» **EXERCISE DESCRIPTION**: All of the records below need to be returned exactly.

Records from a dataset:
====================

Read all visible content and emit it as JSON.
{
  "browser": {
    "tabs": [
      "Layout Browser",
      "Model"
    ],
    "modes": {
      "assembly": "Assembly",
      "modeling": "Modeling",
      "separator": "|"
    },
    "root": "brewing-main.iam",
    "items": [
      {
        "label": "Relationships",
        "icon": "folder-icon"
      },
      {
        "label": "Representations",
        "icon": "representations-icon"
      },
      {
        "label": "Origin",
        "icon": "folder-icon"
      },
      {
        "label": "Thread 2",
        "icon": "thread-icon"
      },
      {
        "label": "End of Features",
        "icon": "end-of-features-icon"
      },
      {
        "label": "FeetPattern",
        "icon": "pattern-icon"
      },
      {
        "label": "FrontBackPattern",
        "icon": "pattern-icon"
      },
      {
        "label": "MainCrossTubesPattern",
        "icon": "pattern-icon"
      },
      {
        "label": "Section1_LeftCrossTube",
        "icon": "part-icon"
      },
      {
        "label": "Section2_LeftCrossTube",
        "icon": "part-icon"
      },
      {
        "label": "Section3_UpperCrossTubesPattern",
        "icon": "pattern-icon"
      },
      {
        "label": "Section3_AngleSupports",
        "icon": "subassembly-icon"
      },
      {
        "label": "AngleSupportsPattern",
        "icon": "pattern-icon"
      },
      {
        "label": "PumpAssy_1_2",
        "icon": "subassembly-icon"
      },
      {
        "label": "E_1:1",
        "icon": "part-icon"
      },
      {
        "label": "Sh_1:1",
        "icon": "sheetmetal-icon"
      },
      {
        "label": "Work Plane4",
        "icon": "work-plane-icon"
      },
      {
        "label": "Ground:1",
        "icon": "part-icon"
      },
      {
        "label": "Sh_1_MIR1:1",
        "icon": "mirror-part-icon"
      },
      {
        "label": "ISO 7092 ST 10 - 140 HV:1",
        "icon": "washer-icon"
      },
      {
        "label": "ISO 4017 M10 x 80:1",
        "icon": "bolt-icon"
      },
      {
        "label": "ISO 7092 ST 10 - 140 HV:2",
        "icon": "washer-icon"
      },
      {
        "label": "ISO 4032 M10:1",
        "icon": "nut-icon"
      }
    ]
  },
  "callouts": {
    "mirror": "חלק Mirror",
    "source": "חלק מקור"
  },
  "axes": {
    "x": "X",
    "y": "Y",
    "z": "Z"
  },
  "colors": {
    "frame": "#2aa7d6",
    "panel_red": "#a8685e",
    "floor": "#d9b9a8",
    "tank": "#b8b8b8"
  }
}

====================

» **SOLVED PROBLEM**:
Read all visible content and emit it as JSON.
{
  "browser": {
    "tabs": [
      "Layout Browser",
      "Model"
    ],
    "modes": {
      "assembly": "Assembly",
      "modeling": "Modeling",
      "separator": "|"
    },
    "root": "brewing-main.iam",
    "items": [
      {
        "label": "Relationships",
        "icon": "folder-icon"
      },
      {
        "label": "Representations",
        "icon": "representations-icon"
      },
      {
        "label": "Origin",
        "icon": "folder-icon"
      },
      {
        "label": "Thread 2",
        "icon": "thread-icon"
      },
      {
        "label": "End of Features",
        "icon": "end-of-features-icon"
      },
      {
        "label": "FeetPattern",
        "icon": "pattern-icon"
      },
      {
        "label": "FrontBackPattern",
        "icon": "pattern-icon"
      },
      {
        "label": "MainCrossTubesPattern",
        "icon": "pattern-icon"
      },
      {
        "label": "Section1_LeftCrossTube",
        "icon": "part-icon"
      },
      {
        "label": "Section2_LeftCrossTube",
        "icon": "part-icon"
      },
      {
        "label": "Section3_UpperCrossTubesPattern",
        "icon": "pattern-icon"
      },
      {
        "label": "Section3_AngleSupports",
        "icon": "subassembly-icon"
      },
      {
        "label": "AngleSupportsPattern",
        "icon": "pattern-icon"
      },
      {
        "label": "PumpAssy_1_2",
        "icon": "subassembly-icon"
      },
      {
        "label": "E_1:1",
        "icon": "part-icon"
      },
      {
        "label": "Sh_1:1",
        "icon": "sheetmetal-icon"
      },
      {
        "label": "Work Plane4",
        "icon": "work-plane-icon"
      },
      {
        "label": "Ground:1",
        "icon": "part-icon"
      },
      {
        "label": "Sh_1_MIR1:1",
        "icon": "mirror-part-icon"
      },
      {
        "label": "ISO 7092 ST 10 - 140 HV:1",
        "icon": "washer-icon"
      },
      {
        "label": "ISO 4017 M10 x 80:1",
        "icon": "bolt-icon"
      },
      {
        "label": "ISO 7092 ST 10 - 140 HV:2",
        "icon": "washer-icon"
      },
      {
        "label": "ISO 4032 M10:1",
        "icon": "nut-icon"
      }
    ]
  },
  "callouts": {
    "mirror": "חלק Mirror",
    "source": "חלק מקור"
  },
  "axes": {
    "x": "X",
    "y": "Y",
    "z": "Z"
  },
  "colors": {
    "frame": "#2aa7d6",
    "panel_red": "#a8685e",
    "floor": "#d9b9a8",
    "tank": "#b8b8b8"
  }
}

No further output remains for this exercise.